§ **PROBLEM TO WORK ON**: Leave out the pictures and retype all the entries below exactly.
************
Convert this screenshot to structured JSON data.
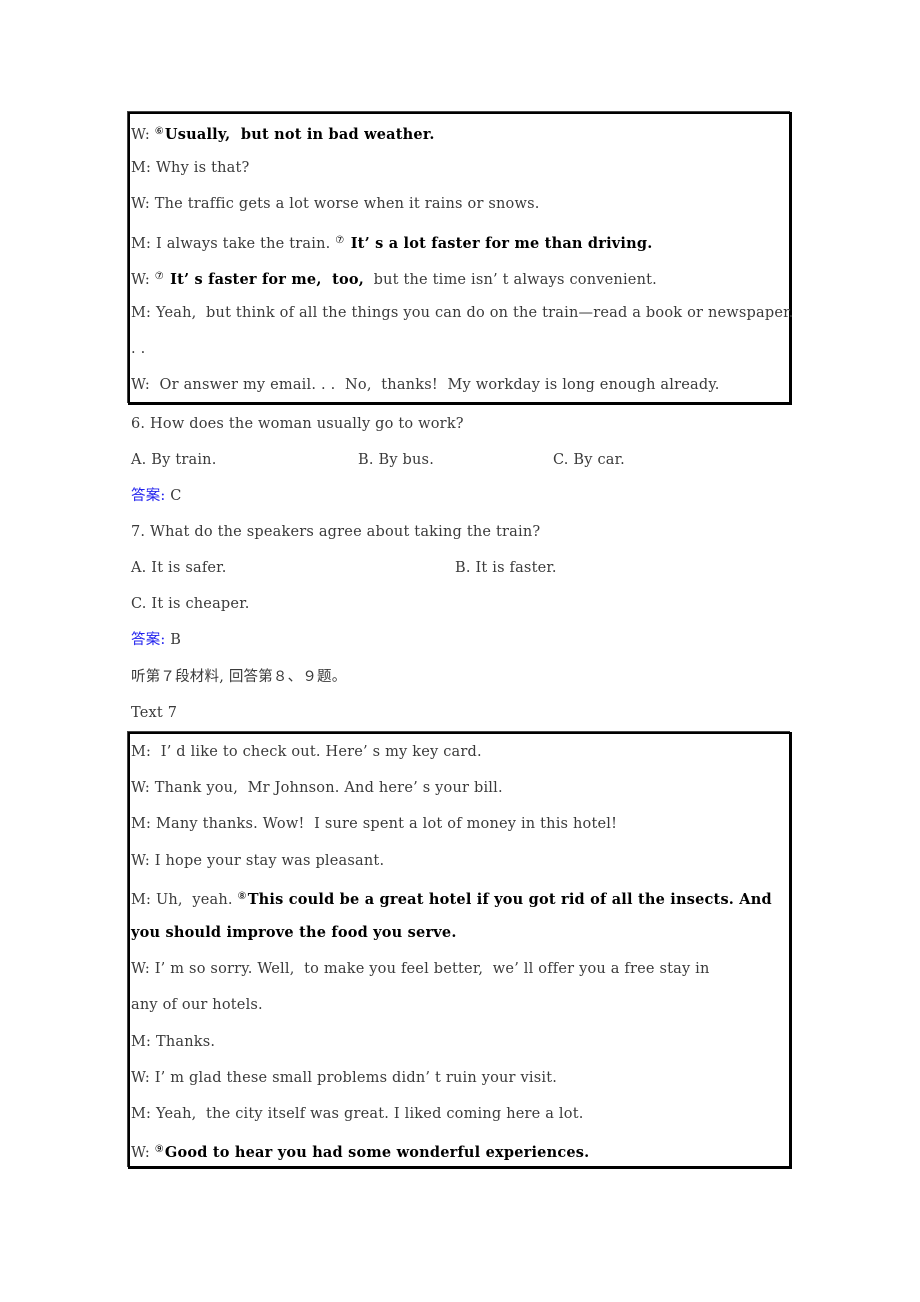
{
  "text6_dialogue": [
    {
      "speaker": "W: ",
      "marker": "⑥",
      "normal_before": "",
      "bold": "Usually,  but not in bad weather.",
      "normal_after": ""
    },
    {
      "speaker": "M: ",
      "marker": "",
      "normal_before": "Why is that?",
      "bold": "",
      "normal_after": ""
    },
    {
      "speaker": "W: ",
      "marker": "",
      "normal_before": "The traffic gets a lot worse when it rains or snows.",
      "bold": "",
      "normal_after": ""
    },
    {
      "speaker": "M: ",
      "marker": "⑦",
      "normal_before": "I always take the train. ",
      "bold": " It’ s a lot faster for me than driving.",
      "normal_after": ""
    },
    {
      "speaker": "W: ",
      "marker": "⑦",
      "normal_before": "",
      "bold": " It’ s faster for me,  too,",
      "normal_after": "  but the time isn’ t always convenient."
    },
    {
      "speaker": "M: ",
      "marker": "",
      "normal_before": "Yeah,  but think of all the things you can do on the train—read a book or newspaper.",
      "bold": "",
      "normal_after": ""
    },
    {
      "speaker": "",
      "marker": "",
      "normal_before": ". .",
      "bold": "",
      "normal_after": ""
    },
    {
      "speaker": "W: ",
      "marker": "",
      "normal_before": " Or answer my email. . .  No,  thanks!  My workday is long enough already.",
      "bold": "",
      "normal_after": ""
    }
  ],
  "questions": [
    {
      "stem": "6. How does the woman usually go to work?",
      "options": [
        "A. By train.",
        "B. By bus.",
        "C. By car."
      ],
      "answer_label": "答案:",
      "answer_value": " C"
    },
    {
      "stem": "7. What do the speakers agree about taking the train?",
      "options": [
        "A. It is safer.",
        "B. It is faster.",
        "C. It is cheaper."
      ],
      "answer_label": "答案:",
      "answer_value": " B"
    }
  ],
  "instruction": "听第７段材料, 回答第８、９题。",
  "text7_title": "Text 7",
  "text7_dialogue": [
    {
      "speaker": "M: ",
      "marker": "",
      "normal_before": " I’ d like to check out. Here’ s my key card.",
      "bold": "",
      "normal_after": ""
    },
    {
      "speaker": "W: ",
      "marker": "",
      "normal_before": "Thank you,  Mr Johnson. And here’ s your bill.",
      "bold": "",
      "normal_after": ""
    },
    {
      "speaker": "M: ",
      "marker": "",
      "normal_before": "Many thanks. Wow!  I sure spent a lot of money in this hotel!",
      "bold": "",
      "normal_after": ""
    },
    {
      "speaker": "W: ",
      "marker": "",
      "normal_before": "I hope your stay was pleasant.",
      "bold": "",
      "normal_after": ""
    },
    {
      "speaker": "M: ",
      "marker": "⑧",
      "normal_before": "Uh,  yeah. ",
      "bold": "This could be a great hotel if you got rid of all the insects. And",
      "normal_after": ""
    },
    {
      "speaker": "",
      "marker": "",
      "normal_before": "",
      "bold": "you should improve the food you serve.",
      "normal_after": ""
    },
    {
      "speaker": "W: ",
      "marker": "",
      "normal_before": "I’ m so sorry. Well,  to make you feel better,  we’ ll offer you a free stay in",
      "bold": "",
      "normal_after": ""
    },
    {
      "speaker": "",
      "marker": "",
      "normal_before": "any of our hotels.",
      "bold": "",
      "normal_after": ""
    },
    {
      "speaker": "M: ",
      "marker": "",
      "normal_before": "Thanks.",
      "bold": "",
      "normal_after": ""
    },
    {
      "speaker": "W: ",
      "marker": "",
      "normal_before": "I’ m glad these small problems didn’ t ruin your visit.",
      "bold": "",
      "normal_after": ""
    },
    {
      "speaker": "M: ",
      "marker": "",
      "normal_before": "Yeah,  the city itself was great. I liked coming here a lot.",
      "bold": "",
      "normal_after": ""
    },
    {
      "speaker": "W: ",
      "marker": "⑨",
      "normal_before": "",
      "bold": "Good to hear you had some wonderful experiences.",
      "normal_after": ""
    }
  ],
  "colors": {
    "answer_label": "#2222ee",
    "body_text": "#3a3a3a",
    "bold_text": "#000000",
    "box_border": "#000000"
  }
}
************
§ **TASK SOLUTION**:
Convert this screenshot to structured JSON data.
{
  "text6_dialogue": [
    {
      "speaker": "W: ",
      "marker": "⑥",
      "normal_before": "",
      "bold": "Usually,  but not in bad weather.",
      "normal_after": ""
    },
    {
      "speaker": "M: ",
      "marker": "",
      "normal_before": "Why is that?",
      "bold": "",
      "normal_after": ""
    },
    {
      "speaker": "W: ",
      "marker": "",
      "normal_before": "The traffic gets a lot worse when it rains or snows.",
      "bold": "",
      "normal_after": ""
    },
    {
      "speaker": "M: ",
      "marker": "⑦",
      "normal_before": "I always take the train. ",
      "bold": " It’ s a lot faster for me than driving.",
      "normal_after": ""
    },
    {
      "speaker": "W: ",
      "marker": "⑦",
      "normal_before": "",
      "bold": " It’ s faster for me,  too,",
      "normal_after": "  but the time isn’ t always convenient."
    },
    {
      "speaker": "M: ",
      "marker": "",
      "normal_before": "Yeah,  but think of all the things you can do on the train—read a book or newspaper.",
      "bold": "",
      "normal_after": ""
    },
    {
      "speaker": "",
      "marker": "",
      "normal_before": ". .",
      "bold": "",
      "normal_after": ""
    },
    {
      "speaker": "W: ",
      "marker": "",
      "normal_before": " Or answer my email. . .  No,  thanks!  My workday is long enough already.",
      "bold": "",
      "normal_after": ""
    }
  ],
  "questions": [
    {
      "stem": "6. How does the woman usually go to work?",
      "options": [
        "A. By train.",
        "B. By bus.",
        "C. By car."
      ],
      "answer_label": "答案:",
      "answer_value": " C"
    },
    {
      "stem": "7. What do the speakers agree about taking the train?",
      "options": [
        "A. It is safer.",
        "B. It is faster.",
        "C. It is cheaper."
      ],
      "answer_label": "答案:",
      "answer_value": " B"
    }
  ],
  "instruction": "听第７段材料, 回答第８、９题。",
  "text7_title": "Text 7",
  "text7_dialogue": [
    {
      "speaker": "M: ",
      "marker": "",
      "normal_before": " I’ d like to check out. Here’ s my key card.",
      "bold": "",
      "normal_after": ""
    },
    {
      "speaker": "W: ",
      "marker": "",
      "normal_before": "Thank you,  Mr Johnson. And here’ s your bill.",
      "bold": "",
      "normal_after": ""
    },
    {
      "speaker": "M: ",
      "marker": "",
      "normal_before": "Many thanks. Wow!  I sure spent a lot of money in this hotel!",
      "bold": "",
      "normal_after": ""
    },
    {
      "speaker": "W: ",
      "marker": "",
      "normal_before": "I hope your stay was pleasant.",
      "bold": "",
      "normal_after": ""
    },
    {
      "speaker": "M: ",
      "marker": "⑧",
      "normal_before": "Uh,  yeah. ",
      "bold": "This could be a great hotel if you got rid of all the insects. And",
      "normal_after": ""
    },
    {
      "speaker": "",
      "marker": "",
      "normal_before": "",
      "bold": "you should improve the food you serve.",
      "normal_after": ""
    },
    {
      "speaker": "W: ",
      "marker": "",
      "normal_before": "I’ m so sorry. Well,  to make you feel better,  we’ ll offer you a free stay in",
      "bold": "",
      "normal_after": ""
    },
    {
      "speaker": "",
      "marker": "",
      "normal_before": "any of our hotels.",
      "bold": "",
      "normal_after": ""
    },
    {
      "speaker": "M: ",
      "marker": "",
      "normal_before": "Thanks.",
      "bold": "",
      "normal_after": ""
    },
    {
      "speaker": "W: ",
      "marker": "",
      "normal_before": "I’ m glad these small problems didn’ t ruin your visit.",
      "bold": "",
      "normal_after": ""
    },
    {
      "speaker": "M: ",
      "marker": "",
      "normal_before": "Yeah,  the city itself was great. I liked coming here a lot.",
      "bold": "",
      "normal_after": ""
    },
    {
      "speaker": "W: ",
      "marker": "⑨",
      "normal_before": "",
      "bold": "Good to hear you had some wonderful experiences.",
      "normal_after": ""
    }
  ],
  "colors": {
    "answer_label": "#2222ee",
    "body_text": "#3a3a3a",
    "bold_text": "#000000",
    "box_border": "#000000"
  }
}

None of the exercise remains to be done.